Things like this are things you should learn well after you learn the basics. You need to understand reference-counted pointers to understand how facets work. That's advanced stuff.
 
  • Like
Likes Silicon Waffle

Related to Learning C++: New & Delete Functions

1. What are the new and delete functions in C++?

The new and delete functions in C++ are used for dynamic memory allocation. The new function is used to allocate memory for a single object, while the delete function is used to deallocate memory that was previously allocated with the new function.

2. How do I use the new and delete functions in my code?

To use the new and delete functions, you need to first declare a pointer variable of the desired data type. Then, use the new function to allocate memory for the object and assign the address of the allocated memory to the pointer variable. Finally, use the delete function to deallocate the memory when it is no longer needed.

3. What is the difference between new and malloc in C++?

The new function is used for dynamic memory allocation in C++ while the malloc function is used in C. The new function also calls the constructor for the allocated object, while malloc only allocates memory without calling any constructors.

4. Can I use new and delete to allocate and deallocate arrays?

Yes, the new and delete functions can be used to allocate and deallocate arrays in C++. To allocate an array, use the new[] function and to deallocate, use the delete[] function.

5. Do I need to check for null pointers when using new and delete?

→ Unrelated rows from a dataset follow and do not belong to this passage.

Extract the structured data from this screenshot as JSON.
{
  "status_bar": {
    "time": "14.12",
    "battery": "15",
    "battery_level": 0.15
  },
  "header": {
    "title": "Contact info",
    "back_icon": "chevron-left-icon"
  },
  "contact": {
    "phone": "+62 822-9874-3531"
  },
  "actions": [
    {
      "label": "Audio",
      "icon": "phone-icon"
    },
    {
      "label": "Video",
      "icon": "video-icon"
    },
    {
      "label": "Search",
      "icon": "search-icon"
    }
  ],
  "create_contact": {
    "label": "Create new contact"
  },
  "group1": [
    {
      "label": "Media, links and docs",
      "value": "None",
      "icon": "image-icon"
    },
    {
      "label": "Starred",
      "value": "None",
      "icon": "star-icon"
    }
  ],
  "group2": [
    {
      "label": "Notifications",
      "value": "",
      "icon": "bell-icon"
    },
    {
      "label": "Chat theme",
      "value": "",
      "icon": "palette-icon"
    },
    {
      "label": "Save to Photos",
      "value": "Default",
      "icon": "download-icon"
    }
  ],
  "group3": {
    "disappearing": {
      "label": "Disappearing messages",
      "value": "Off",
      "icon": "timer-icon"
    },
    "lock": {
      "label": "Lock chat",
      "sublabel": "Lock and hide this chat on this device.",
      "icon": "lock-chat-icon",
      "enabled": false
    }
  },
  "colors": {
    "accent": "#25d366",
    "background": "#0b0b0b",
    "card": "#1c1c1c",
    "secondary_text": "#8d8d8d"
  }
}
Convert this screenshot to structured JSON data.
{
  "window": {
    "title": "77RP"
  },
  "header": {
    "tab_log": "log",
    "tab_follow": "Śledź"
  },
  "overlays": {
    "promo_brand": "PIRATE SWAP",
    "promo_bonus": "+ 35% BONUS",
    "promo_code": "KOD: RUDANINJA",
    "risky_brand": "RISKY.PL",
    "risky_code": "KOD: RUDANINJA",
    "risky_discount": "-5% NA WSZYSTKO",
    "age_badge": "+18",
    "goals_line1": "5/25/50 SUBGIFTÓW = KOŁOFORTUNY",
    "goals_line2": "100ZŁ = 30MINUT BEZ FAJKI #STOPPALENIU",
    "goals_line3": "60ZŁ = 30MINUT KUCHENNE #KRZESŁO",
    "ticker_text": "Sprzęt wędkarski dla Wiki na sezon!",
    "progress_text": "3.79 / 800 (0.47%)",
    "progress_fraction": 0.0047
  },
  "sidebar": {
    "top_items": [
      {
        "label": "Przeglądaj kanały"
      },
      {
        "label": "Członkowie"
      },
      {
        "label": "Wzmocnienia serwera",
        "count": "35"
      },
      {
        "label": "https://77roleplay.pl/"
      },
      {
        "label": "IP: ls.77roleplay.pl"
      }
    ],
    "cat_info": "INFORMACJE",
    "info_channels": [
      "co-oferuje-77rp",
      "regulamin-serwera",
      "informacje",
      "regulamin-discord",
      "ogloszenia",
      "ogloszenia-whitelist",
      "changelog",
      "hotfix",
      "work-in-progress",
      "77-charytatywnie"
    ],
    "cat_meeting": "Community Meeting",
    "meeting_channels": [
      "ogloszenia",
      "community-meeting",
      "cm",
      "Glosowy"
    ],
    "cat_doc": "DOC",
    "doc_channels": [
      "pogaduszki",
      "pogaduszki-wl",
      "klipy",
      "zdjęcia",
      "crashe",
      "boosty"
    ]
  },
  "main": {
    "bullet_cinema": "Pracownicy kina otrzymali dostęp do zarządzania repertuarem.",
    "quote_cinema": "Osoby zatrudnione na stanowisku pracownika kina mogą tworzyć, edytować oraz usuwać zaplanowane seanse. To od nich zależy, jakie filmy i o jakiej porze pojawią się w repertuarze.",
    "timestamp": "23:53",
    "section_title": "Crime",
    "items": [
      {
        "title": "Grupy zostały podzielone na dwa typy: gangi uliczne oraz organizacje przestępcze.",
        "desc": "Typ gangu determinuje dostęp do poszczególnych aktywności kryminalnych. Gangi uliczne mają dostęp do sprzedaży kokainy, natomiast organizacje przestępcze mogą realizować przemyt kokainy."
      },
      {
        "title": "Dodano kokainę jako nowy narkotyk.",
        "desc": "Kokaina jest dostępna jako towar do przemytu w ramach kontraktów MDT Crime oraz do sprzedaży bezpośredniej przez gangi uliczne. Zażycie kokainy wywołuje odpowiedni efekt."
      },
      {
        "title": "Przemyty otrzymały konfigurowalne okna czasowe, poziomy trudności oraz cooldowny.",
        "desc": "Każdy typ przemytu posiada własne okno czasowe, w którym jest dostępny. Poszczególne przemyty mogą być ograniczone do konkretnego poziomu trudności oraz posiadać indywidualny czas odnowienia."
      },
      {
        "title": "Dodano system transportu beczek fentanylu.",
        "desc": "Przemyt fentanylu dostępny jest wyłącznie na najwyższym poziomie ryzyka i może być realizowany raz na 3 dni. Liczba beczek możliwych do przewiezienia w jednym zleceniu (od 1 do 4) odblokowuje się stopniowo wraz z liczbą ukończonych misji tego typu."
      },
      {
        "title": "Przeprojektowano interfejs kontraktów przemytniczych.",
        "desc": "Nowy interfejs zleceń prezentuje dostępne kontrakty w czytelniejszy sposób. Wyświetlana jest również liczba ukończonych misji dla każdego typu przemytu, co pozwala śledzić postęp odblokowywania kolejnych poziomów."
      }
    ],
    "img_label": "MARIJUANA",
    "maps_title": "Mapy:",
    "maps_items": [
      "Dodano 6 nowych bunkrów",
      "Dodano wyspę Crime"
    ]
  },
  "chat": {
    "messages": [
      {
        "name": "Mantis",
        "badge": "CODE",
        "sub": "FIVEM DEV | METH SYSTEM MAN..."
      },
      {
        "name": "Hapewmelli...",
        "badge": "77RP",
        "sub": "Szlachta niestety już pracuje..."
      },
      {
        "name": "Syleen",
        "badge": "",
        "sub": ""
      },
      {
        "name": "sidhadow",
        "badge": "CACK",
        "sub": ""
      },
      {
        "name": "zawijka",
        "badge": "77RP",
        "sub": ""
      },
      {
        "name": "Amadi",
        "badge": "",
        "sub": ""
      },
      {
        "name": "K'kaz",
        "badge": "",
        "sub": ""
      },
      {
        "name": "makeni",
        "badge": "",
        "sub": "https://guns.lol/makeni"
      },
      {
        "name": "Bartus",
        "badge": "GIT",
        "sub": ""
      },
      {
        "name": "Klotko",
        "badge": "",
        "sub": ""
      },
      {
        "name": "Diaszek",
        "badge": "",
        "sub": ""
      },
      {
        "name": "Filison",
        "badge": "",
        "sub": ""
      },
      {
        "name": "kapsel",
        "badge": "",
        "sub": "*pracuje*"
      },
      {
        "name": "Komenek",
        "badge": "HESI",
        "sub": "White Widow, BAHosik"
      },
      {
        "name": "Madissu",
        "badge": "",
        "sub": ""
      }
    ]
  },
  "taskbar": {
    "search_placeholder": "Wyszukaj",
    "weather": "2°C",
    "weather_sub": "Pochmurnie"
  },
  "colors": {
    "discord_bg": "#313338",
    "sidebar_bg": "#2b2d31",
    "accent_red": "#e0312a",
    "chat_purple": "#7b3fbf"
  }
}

It is always a good practice to check for null pointers when using new and delete functions, especially when allocating memory for large data structures. This can help prevent any potential errors or crashes in your code.

Similar threads

  • Programming and Computer Science
Replies
8
Views
3K
  • Programming and Computer Science
Replies
11
Views
1K
  • Programming and Computer Science
4
Replies
118
Views
7K
  • Programming and Computer Science
Replies
14
Views
2K
  • Programming and Computer Science
Replies
8
Views
2K
  • Programming and Computer Science
Replies
6
Views
1K
  • Programming and Computer Science
Replies
2
Views
998
  • Programming and Computer Science
3
Replies
89
Views
4K
  • Engineering and Comp Sci Homework Help
Replies
2
Views
1K
  • Programming and Computer Science
Replies
6
Views
1K
Back
Top